CloudFlare and Google teamed up to develop a standard way to let your browsers lie about who’s behind your URL.
CloudFlare was already a master at impersonating websites by terminating TLS connections on their servers, but now they’re proposing that browsers connecting to an AMP cache (Google or CloudFlare) should lie about the URL, i.e. display https://tilde.news/foo instead of https://google.com/amp/….
They hide behind some crypto to make it look secure, but the problem is deeper. If we can’t trust our browsers to display the URLs we’re talking to, what can we trust? Hopefully this will be one more reason for people to drop out of Chrome and Google reach.
They saw a problem (people not being able to check that the site they’re reading is actually the site and not what Google says) and they fixed it, and now you’re complaining that the problem’s fixed? I swear, some people…
Well it only partially addresses the problem, following Google’s best interests. AMP was only a problem for website operators when it came to advertisement. Apart from such commercial concerns, AMP was just another web proxy, with its own dialect (because cooperating on advancing web standards would not advance Google specifically).
The culture of centralized gateways that AMP promotes is actually mostly a problem for end-users, for both censorship and surveillance concerns. I don’t know if it’s a problem where you reside, but for most of the world political repression and censorship are very real problems.
Google and Facebook have both tried in their way to create their private walled garden. And they’ve been very successful at that so far.
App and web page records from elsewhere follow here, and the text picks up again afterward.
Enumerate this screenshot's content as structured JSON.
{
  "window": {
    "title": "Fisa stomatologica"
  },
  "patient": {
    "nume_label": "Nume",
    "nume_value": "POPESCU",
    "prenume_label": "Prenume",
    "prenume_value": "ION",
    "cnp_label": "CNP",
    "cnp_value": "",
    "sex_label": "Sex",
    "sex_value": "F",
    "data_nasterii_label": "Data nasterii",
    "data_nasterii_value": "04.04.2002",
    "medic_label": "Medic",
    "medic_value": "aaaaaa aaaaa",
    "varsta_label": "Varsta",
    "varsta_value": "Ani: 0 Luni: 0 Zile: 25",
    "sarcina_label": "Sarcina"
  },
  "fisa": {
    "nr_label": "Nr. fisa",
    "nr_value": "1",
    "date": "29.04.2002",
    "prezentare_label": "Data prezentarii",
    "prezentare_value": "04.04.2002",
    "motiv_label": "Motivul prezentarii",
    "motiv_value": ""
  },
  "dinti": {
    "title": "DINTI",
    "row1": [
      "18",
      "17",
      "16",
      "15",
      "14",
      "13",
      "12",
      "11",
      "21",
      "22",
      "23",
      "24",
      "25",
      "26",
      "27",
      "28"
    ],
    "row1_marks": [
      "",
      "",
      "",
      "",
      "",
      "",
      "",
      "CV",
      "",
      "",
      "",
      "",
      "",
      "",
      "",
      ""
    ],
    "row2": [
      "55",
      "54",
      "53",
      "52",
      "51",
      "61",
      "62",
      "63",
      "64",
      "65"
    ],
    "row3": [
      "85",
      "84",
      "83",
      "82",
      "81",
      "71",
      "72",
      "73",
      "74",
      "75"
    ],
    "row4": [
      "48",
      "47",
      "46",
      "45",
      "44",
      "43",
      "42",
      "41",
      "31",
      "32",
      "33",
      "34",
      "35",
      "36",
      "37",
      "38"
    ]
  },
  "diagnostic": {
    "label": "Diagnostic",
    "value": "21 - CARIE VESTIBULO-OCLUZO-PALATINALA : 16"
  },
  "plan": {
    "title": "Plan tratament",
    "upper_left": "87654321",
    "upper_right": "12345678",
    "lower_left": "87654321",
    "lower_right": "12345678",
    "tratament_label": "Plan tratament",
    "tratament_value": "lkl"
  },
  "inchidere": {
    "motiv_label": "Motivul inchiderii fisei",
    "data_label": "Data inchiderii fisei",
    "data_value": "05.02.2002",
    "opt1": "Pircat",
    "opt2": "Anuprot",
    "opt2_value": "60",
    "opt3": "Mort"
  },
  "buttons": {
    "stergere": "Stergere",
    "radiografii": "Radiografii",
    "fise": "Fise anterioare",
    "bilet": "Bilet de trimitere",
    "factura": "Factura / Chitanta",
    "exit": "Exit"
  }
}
Tying discovery to delivery in a centralized manner is a very subtle form of total control.. this is one of the possible futures of the internet, but for sure a scary one.